  1. Comres seem to be all over the p!ace. Given Yougov seem to suggest no significant change from previous polls I think this one needs to go into the "treat with caution" box.

  2. You can still get 2.14 on Betfair on the SNP falling short. Anything above 2 is good value, imo.

  3. Looking at the List vote shares published it would appear that all "Others" account for 9%.

    I find that difficult to believe. And, for me, this casts doubt on the vote shares allocated to the specified parties.

  4. In my averages, I have the SNP constituency vote pretty much flat since mid march at just shy of 50%.

    Since then, they've lost some regional share to the Greens, quite likely inspired by Salmond's 'Second vote Green for a supermajority!' call.

    Alba burst onto the scene at the same time to carve off 3% from the SNP mainly, but haven't moved since (2.8% today). So far not looking likely that they'll take seats. Maybe Salmond himself, but without regional polling, there's no way of knowing.

  5. A lot of the changes between the parties are within the normal margin of error. May not be much of a change by election day. Postal votes have been cast and if the SNP are at 45% or over on the constituency I shall remain content.

  6. The polls have been a mess since feb where the SNP will gain a majority but then 2 other polls say they won't?. The Indy polls are even worse since Feb they've went from a constant 56% Yes lead to a messy 52% ~ 38% Yes level?. The fact that there already on course for a Indy majority really makes hard to take these polls seriously.

    I sometimes wonder If there hoping how gullible people online can get since most of Reddit. Seem to take the current Yes level at face value when showed them being shady they refuse to read or reply.

  7. Regional changes in support since 2016 might mean the SNP and Conservatives swap a constituency or two and Labour will be vulnerable in Dunbarton and East Lothian. However from the looks of polling I feel overall we are heading for a very similar result to last time give or take a handful of seats.

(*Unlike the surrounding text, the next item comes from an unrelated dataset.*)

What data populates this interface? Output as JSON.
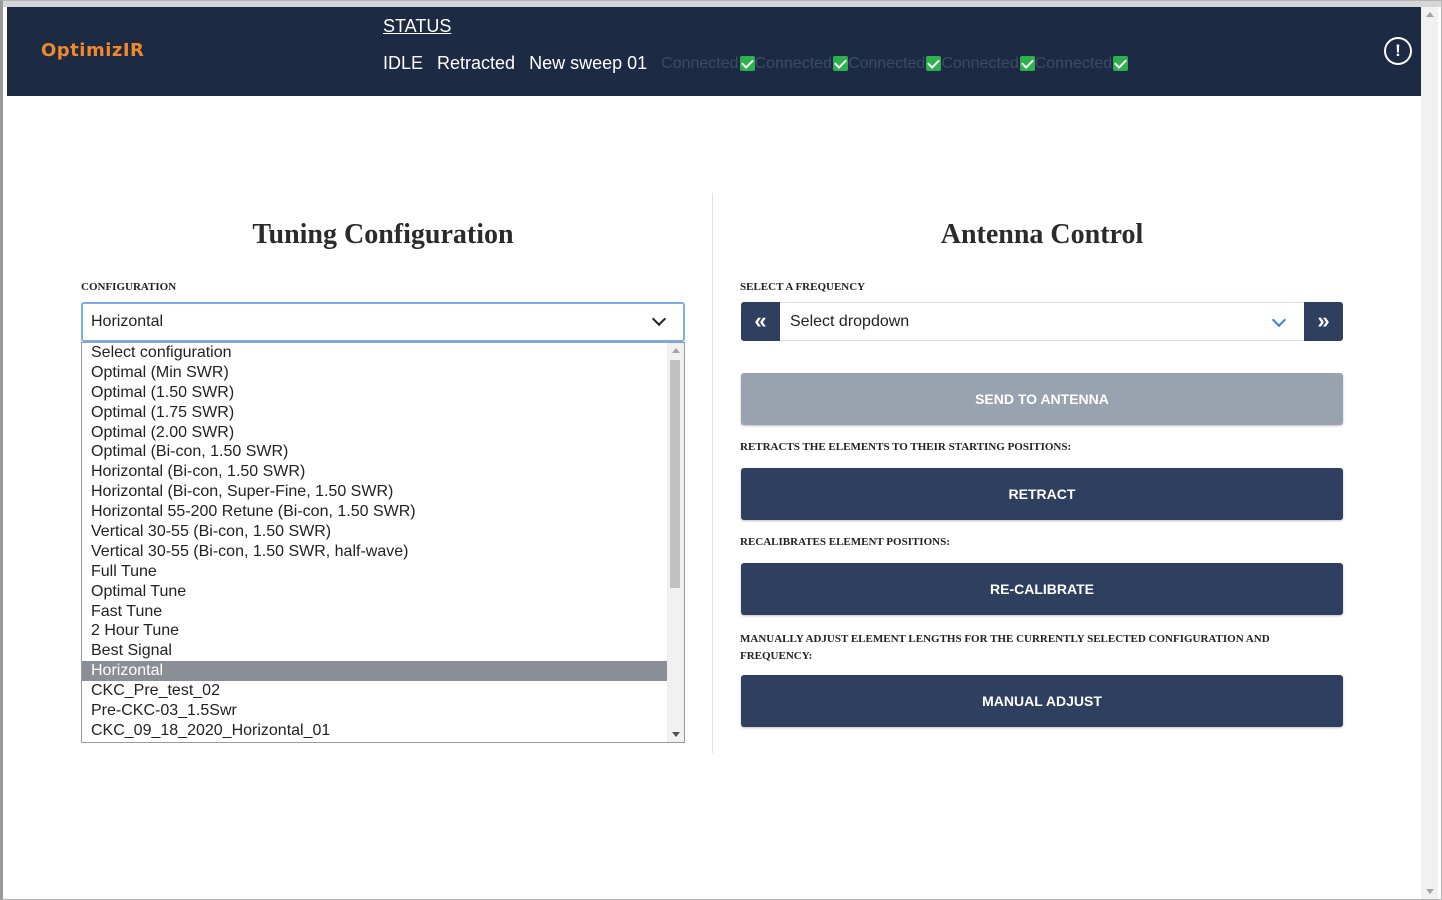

  8. 'Weasel Words'. A perfect review of The Scotsman.

  9. James, any chance you can provide some context about Matchett and the fake poll scandal? I'm not aware of the circumstances of that one.

    1. Pretty simple. He and they published a fake poll. They made a big deal about how shocking it was. People questioned it, including James. They insisted they were right . They weren't . Then they did the non apology apology thing.

    2. Thanks Bill, appreciate the response.